The Hemp Supply Chain Process is much like any other supply chain – a product goes from base materials to finished product with a series of steps in between. But the hemp supply chain is unique in that it requires significant diligence to remain compliant and relevant in the CBD space. Let’s take a look.
The Hemp Supply Chain Process
The 2018 Farm Bill legalized CBD hemp for commercial production and sale. However, hemp and its components remain tightly regulated due to its close association with intoxicating marijuana-type cannabis. Consequently, every link along the hemp supply chain must follow strict protocol lest authorities demand its destruction.
This is especially challenging for small to medium-sized businesses due to the excessive time and financial investment required for each step of the CBD supply chain. However, by outsourcing supply chain management, CBD business owners can focus, instead, on what they’re best at: selling awesome hemp products.
The first link in the hemp supply chain process is cultivation. Whether from seed or cutting, farmers must monitor each plant closely for compliance and cannabinoid production. Following a detailed seed-to-sale system, hemp farmers must know exactly which cultivars they’re growing, how many they’re growing, when they plan to test and harvest their plants, and what they will do if a crop goes hot.
To clarify, the FDA requires total crop destruction if plants produce more than 0.3 percent THC, which is the psychoactive chemical in cannabis. Because THC is still federally illegal, any plant that produces more than the permissible amount is also illegal. In other words, hemp farmers risk significant loss if they grow or maintain non-compliant plants. As such, it is crucial that hemp farmers have extensive experience growing this finicky plant.
CBD hemp processing encompasses a broad scope of production. To begin, farmers must slowly cure cannabinoid flowers or flash freeze them to preserve the volatile hemp terpenes and cannabinoids. Afterwards, the (cured) buds are either processed for sale (for example, rolled into hemp cigarettes) or moved to an extraction facility.
Notably, extraction is the process of removing the potent cannabinoid and terpene-rich trichomes from hemp flowers. There are many hemp extraction methods available to create things like full-spectrum, broad-spectrum, or isolated hemp products. From here, the extracts are either moved to a distributor for consumer sale or infused into other CBD hemp products.

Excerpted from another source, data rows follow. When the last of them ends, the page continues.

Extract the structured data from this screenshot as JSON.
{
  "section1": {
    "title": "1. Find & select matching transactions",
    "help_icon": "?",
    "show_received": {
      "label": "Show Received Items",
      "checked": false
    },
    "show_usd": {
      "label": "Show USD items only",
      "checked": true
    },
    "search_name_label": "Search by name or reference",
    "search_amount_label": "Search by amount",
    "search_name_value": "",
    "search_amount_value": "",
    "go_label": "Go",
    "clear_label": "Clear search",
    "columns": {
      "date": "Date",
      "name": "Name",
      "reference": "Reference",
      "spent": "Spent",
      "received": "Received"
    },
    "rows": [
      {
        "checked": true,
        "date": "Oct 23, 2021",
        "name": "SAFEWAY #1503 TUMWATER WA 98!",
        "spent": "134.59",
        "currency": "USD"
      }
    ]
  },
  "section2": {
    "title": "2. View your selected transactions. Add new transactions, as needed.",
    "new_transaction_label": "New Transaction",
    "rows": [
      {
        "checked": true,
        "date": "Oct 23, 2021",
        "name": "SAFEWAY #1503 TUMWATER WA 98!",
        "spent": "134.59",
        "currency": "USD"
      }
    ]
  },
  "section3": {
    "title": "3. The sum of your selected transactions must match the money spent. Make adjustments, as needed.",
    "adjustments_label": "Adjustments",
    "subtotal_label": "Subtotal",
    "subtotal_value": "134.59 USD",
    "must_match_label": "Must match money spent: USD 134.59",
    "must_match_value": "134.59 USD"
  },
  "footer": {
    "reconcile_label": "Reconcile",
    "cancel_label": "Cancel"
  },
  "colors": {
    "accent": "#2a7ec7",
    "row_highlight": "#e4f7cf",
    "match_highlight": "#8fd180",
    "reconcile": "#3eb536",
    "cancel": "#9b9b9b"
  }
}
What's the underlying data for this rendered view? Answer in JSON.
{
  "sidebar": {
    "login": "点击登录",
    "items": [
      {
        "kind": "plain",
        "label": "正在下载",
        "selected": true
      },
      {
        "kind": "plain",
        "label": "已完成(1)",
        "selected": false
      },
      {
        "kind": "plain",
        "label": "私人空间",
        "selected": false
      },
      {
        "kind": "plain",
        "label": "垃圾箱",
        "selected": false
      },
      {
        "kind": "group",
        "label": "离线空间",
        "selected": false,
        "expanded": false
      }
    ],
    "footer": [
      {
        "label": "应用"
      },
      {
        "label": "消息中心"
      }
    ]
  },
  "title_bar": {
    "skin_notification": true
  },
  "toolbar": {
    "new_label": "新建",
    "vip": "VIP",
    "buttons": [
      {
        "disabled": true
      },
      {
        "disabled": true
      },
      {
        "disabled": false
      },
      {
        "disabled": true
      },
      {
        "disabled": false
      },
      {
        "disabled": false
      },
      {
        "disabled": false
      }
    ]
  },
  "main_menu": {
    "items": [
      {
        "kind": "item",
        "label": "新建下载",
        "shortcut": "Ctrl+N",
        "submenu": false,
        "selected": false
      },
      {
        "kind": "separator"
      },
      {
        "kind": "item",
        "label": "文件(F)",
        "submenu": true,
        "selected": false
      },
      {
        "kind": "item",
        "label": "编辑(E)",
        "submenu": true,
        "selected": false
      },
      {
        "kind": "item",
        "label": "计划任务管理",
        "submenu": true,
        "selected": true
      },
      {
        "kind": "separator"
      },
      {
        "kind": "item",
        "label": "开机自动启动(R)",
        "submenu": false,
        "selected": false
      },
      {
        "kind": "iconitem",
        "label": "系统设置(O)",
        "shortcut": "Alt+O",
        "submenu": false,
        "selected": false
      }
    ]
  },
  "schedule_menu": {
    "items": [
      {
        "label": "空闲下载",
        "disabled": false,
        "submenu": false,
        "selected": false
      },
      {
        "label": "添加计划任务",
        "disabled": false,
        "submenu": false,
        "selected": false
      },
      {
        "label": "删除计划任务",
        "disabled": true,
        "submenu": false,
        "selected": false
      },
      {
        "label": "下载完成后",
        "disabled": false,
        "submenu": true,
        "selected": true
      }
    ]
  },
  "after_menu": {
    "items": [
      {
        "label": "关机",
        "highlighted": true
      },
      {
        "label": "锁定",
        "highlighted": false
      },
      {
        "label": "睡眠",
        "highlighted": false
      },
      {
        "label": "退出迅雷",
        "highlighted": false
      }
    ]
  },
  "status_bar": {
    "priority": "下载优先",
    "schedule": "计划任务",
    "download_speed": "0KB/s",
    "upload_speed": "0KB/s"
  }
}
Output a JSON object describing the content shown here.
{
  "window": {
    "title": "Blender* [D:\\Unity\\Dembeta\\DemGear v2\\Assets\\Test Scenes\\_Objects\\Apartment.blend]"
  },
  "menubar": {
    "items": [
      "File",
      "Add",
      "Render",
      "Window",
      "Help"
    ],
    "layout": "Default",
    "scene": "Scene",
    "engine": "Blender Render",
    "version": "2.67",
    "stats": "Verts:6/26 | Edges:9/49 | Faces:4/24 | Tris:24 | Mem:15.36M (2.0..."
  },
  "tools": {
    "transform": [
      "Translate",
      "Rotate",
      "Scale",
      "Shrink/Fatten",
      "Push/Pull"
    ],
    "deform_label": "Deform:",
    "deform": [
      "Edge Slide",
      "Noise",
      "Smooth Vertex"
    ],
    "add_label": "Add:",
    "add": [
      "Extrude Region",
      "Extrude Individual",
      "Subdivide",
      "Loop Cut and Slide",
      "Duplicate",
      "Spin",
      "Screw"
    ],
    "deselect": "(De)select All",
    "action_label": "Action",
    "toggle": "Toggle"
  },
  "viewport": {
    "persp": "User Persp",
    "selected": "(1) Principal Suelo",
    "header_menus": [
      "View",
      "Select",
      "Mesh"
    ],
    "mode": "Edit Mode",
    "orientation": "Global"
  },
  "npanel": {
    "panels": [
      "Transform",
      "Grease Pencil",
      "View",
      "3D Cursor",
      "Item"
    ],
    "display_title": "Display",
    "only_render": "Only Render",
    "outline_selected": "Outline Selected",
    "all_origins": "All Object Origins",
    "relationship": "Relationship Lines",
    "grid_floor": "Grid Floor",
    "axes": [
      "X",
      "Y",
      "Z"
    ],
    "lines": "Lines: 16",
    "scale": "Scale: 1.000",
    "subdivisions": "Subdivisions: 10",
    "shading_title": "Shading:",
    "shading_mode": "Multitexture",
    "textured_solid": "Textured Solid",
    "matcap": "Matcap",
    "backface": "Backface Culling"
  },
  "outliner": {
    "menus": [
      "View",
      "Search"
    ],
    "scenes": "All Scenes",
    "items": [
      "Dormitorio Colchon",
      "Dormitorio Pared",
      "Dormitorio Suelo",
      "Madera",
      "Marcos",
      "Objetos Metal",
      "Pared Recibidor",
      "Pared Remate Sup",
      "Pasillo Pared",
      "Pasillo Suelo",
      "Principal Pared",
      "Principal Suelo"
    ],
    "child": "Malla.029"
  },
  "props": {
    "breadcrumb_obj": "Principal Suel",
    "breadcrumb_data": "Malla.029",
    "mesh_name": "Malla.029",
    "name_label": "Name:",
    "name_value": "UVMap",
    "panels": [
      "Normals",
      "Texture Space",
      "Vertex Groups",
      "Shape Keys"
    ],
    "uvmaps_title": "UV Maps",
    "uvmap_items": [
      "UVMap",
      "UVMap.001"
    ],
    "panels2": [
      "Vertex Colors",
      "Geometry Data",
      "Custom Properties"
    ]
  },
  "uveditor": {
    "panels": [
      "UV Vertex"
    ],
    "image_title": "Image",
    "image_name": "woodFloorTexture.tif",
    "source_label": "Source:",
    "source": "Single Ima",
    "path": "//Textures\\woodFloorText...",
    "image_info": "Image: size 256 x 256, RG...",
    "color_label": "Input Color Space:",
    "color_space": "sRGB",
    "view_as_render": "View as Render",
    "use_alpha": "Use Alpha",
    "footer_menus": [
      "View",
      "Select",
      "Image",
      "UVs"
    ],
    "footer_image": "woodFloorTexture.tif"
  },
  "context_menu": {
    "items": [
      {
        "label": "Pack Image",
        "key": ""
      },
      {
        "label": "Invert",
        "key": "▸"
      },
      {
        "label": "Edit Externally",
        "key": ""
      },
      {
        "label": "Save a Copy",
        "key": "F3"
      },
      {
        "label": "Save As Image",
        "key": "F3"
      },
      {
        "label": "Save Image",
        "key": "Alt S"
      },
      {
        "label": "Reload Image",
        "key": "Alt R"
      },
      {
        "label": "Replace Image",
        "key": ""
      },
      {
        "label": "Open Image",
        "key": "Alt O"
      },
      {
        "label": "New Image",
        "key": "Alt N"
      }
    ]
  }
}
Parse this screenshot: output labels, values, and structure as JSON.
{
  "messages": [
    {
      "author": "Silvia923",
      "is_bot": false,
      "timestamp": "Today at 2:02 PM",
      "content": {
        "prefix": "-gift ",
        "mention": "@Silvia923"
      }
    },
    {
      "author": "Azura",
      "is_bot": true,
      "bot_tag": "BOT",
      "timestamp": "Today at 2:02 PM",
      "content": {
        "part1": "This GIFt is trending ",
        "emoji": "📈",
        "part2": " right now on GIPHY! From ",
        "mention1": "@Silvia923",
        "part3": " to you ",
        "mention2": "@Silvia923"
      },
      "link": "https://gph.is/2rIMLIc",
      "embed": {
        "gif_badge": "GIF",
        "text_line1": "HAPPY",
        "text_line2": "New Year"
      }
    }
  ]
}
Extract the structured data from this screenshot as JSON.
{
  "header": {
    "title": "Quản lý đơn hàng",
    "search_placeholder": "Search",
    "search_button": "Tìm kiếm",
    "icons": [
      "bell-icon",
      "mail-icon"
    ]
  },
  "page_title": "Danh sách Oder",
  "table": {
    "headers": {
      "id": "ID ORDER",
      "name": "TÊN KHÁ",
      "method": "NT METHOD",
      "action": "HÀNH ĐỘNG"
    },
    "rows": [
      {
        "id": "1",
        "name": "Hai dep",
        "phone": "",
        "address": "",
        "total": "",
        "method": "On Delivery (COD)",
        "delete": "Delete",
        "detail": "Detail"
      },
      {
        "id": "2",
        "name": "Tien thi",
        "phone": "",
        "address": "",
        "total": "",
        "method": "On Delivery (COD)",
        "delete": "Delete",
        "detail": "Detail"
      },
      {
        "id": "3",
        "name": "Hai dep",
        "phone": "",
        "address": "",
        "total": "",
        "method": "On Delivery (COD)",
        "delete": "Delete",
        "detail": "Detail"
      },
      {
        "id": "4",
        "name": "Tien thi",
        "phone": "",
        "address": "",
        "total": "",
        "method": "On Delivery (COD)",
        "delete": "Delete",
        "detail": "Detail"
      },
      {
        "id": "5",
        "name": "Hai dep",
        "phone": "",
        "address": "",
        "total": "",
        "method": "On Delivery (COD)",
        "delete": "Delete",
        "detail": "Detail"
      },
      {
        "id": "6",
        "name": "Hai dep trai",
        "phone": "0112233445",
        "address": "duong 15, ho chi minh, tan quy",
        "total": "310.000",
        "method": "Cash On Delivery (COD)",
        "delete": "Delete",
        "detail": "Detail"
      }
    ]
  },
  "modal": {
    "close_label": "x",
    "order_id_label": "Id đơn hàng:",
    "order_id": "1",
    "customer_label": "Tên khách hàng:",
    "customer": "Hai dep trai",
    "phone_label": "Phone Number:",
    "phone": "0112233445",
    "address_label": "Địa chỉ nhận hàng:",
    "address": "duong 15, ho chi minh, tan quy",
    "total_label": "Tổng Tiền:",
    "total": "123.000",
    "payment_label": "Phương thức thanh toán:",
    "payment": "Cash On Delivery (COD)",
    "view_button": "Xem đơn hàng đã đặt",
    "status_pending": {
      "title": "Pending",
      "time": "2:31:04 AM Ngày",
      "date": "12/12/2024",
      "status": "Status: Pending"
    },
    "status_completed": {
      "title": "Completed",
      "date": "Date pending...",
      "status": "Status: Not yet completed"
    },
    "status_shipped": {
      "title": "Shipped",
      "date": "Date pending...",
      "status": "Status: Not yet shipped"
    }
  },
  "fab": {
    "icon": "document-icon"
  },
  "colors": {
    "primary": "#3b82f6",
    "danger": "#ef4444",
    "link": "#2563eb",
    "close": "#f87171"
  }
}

After processing, products move to the distribution phase of the hemp supply chain process. This phase includes product testing, packaging and labeling, and retailer distribution. Notably, products that fail the testing portion of this phase will not make it to the end user and instead require destruction. As such, careful product development is crucial to maintain compliance by reducing the risk involved with a shoddy hemp supply chain process.
Additionally, hemp distributors must pay heed to varying hemp CBD laws throughout the nation. To be clear, each jurisdiction holds ultimate authority over their area’s hemp laws, with some more progressive than others. An experienced hemp supply chain manager will understand these variances and distribute CBD products accordingly.
The final link in the CBD supply chain is retail sales. In this phase, retailers acquire finished CBD products then market and sell them to the end user. Examples of CBD retailers include CBD shop owners, boutique stores, department stores, and other retail facilities.
The sales portion of the supply chain has direct contact with consumers via marketing strategies, sales channels, and educational tools. As such, they must pay attention to both the product and the message to ensure everything is compliant and brand-focused. Notably, this is a massive undertaking. Consequently, many CBD sellers outsource the rest of the hemp supply chain process to experienced supply chain managers.
Outsourcing the Hemp Supply Chain Process
If you’re a CBD retailer, consider outsourcing CBD supply chain management to professional hemp farmers and producers like VCM. Notably, as an experienced CBD supplier, we can help streamline your sales, reduce production costs, and ensure product compliance.
Abby is a freelance cannabis writer and Founder of Cannabis Content, a marketplace and training platform designed to connect cannabis creatives with businesses that need their services. Learn more at CannabisContent.net